Work to be completed: Give the records again in full, exactly as written.

----- Input data

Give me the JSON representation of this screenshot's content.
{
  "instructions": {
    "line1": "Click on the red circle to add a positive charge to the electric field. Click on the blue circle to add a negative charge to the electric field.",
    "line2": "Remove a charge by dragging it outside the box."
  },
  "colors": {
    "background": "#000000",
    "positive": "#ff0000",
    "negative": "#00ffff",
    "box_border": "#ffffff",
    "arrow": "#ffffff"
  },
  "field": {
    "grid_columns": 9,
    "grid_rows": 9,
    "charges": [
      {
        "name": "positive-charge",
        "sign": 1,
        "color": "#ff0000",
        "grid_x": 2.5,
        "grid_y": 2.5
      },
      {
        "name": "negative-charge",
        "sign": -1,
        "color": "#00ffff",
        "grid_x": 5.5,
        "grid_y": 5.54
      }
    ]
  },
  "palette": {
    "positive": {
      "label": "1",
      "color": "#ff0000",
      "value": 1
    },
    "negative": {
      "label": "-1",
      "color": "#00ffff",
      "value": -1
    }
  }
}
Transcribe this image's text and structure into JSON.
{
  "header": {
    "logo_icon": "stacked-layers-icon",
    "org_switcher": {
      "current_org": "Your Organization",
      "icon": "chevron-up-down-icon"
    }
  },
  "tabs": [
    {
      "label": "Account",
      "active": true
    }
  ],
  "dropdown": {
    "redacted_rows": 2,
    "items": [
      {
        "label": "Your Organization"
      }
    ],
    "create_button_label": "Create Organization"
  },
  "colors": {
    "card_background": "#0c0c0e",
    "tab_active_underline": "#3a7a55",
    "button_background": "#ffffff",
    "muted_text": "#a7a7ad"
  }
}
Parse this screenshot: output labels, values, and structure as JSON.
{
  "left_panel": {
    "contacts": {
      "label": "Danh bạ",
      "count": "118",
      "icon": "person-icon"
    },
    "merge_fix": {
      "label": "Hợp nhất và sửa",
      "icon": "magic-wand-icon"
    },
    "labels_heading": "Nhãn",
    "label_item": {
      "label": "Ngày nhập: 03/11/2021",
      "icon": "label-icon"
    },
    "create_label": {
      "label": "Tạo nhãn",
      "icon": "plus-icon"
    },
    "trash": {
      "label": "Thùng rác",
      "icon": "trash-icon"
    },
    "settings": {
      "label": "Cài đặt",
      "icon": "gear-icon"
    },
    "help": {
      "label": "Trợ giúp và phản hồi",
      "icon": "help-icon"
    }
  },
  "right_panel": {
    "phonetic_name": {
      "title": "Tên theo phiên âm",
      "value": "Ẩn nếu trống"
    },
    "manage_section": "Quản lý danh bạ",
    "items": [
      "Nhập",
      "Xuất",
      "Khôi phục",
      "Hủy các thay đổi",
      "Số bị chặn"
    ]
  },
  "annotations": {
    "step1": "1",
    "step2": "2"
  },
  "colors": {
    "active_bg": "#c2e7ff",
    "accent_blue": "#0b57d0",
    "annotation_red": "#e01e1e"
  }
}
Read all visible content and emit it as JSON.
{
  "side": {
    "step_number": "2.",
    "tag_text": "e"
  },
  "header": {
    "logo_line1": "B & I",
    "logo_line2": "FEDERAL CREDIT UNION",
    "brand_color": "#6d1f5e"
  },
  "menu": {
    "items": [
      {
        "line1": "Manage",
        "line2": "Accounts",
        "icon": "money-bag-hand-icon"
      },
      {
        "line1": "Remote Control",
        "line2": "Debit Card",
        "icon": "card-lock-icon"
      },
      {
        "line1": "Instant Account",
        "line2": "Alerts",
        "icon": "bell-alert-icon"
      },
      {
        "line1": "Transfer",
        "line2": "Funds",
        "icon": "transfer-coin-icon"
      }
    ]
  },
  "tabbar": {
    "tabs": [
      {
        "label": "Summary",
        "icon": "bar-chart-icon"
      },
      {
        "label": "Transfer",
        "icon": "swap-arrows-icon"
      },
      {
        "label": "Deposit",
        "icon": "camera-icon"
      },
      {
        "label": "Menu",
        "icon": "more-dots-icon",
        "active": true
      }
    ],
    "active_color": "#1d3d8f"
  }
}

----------

Written response:
Give me the JSON representation of this screenshot's content.
{
  "instructions": {
    "line1": "Click on the red circle to add a positive charge to the electric field. Click on the blue circle to add a negative charge to the electric field.",
    "line2": "Remove a charge by dragging it outside the box."
  },
  "colors": {
    "background": "#000000",
    "positive": "#ff0000",
    "negative": "#00ffff",
    "box_border": "#ffffff",
    "arrow": "#ffffff"
  },
  "field": {
    "grid_columns": 9,
    "grid_rows": 9,
    "charges": [
      {
        "name": "positive-charge",
        "sign": 1,
        "color": "#ff0000",
        "grid_x": 2.5,
        "grid_y": 2.5
      },
      {
        "name": "negative-charge",
        "sign": -1,
        "color": "#00ffff",
        "grid_x": 5.5,
        "grid_y": 5.54
      }
    ]
  },
  "palette": {
    "positive": {
      "label": "1",
      "color": "#ff0000",
      "value": 1
    },
    "negative": {
      "label": "-1",
      "color": "#00ffff",
      "value": -1
    }
  }
}
Transcribe this image's text and structure into JSON.
{
  "header": {
    "logo_icon": "stacked-layers-icon",
    "org_switcher": {
      "current_org": "Your Organization",
      "icon": "chevron-up-down-icon"
    }
  },
  "tabs": [
    {
      "label": "Account",
      "active": true
    }
  ],
  "dropdown": {
    "redacted_rows": 2,
    "items": [
      {
        "label": "Your Organization"
      }
    ],
    "create_button_label": "Create Organization"
  },
  "colors": {
    "card_background": "#0c0c0e",
    "tab_active_underline": "#3a7a55",
    "button_background": "#ffffff",
    "muted_text": "#a7a7ad"
  }
}
Parse this screenshot: output labels, values, and structure as JSON.
{
  "left_panel": {
    "contacts": {
      "label": "Danh bạ",
      "count": "118",
      "icon": "person-icon"
    },
    "merge_fix": {
      "label": "Hợp nhất và sửa",
      "icon": "magic-wand-icon"
    },
    "labels_heading": "Nhãn",
    "label_item": {
      "label": "Ngày nhập: 03/11/2021",
      "icon": "label-icon"
    },
    "create_label": {
      "label": "Tạo nhãn",
      "icon": "plus-icon"
    },
    "trash": {
      "label": "Thùng rác",
      "icon": "trash-icon"
    },
    "settings": {
      "label": "Cài đặt",
      "icon": "gear-icon"
    },
    "help": {
      "label": "Trợ giúp và phản hồi",
      "icon": "help-icon"
    }
  },
  "right_panel": {
    "phonetic_name": {
      "title": "Tên theo phiên âm",
      "value": "Ẩn nếu trống"
    },
    "manage_section": "Quản lý danh bạ",
    "items": [
      "Nhập",
      "Xuất",
      "Khôi phục",
      "Hủy các thay đổi",
      "Số bị chặn"
    ]
  },
  "annotations": {
    "step1": "1",
    "step2": "2"
  },
  "colors": {
    "active_bg": "#c2e7ff",
    "accent_blue": "#0b57d0",
    "annotation_red": "#e01e1e"
  }
}
Read all visible content and emit it as JSON.
{
  "side": {
    "step_number": "2.",
    "tag_text": "e"
  },
  "header": {
    "logo_line1": "B & I",
    "logo_line2": "FEDERAL CREDIT UNION",
    "brand_color": "#6d1f5e"
  },
  "menu": {
    "items": [
      {
        "line1": "Manage",
        "line2": "Accounts",
        "icon": "money-bag-hand-icon"
      },
      {
        "line1": "Remote Control",
        "line2": "Debit Card",
        "icon": "card-lock-icon"
      },
      {
        "line1": "Instant Account",
        "line2": "Alerts",
        "icon": "bell-alert-icon"
      },
      {
        "line1": "Transfer",
        "line2": "Funds",
        "icon": "transfer-coin-icon"
      }
    ]
  },
  "tabbar": {
    "tabs": [
      {
        "label": "Summary",
        "icon": "bar-chart-icon"
      },
      {
        "label": "Transfer",
        "icon": "swap-arrows-icon"
      },
      {
        "label": "Deposit",
        "icon": "camera-icon"
      },
      {
        "label": "Menu",
        "icon": "more-dots-icon",
        "active": true
      }
    ],
    "active_color": "#1d3d8f"
  }
}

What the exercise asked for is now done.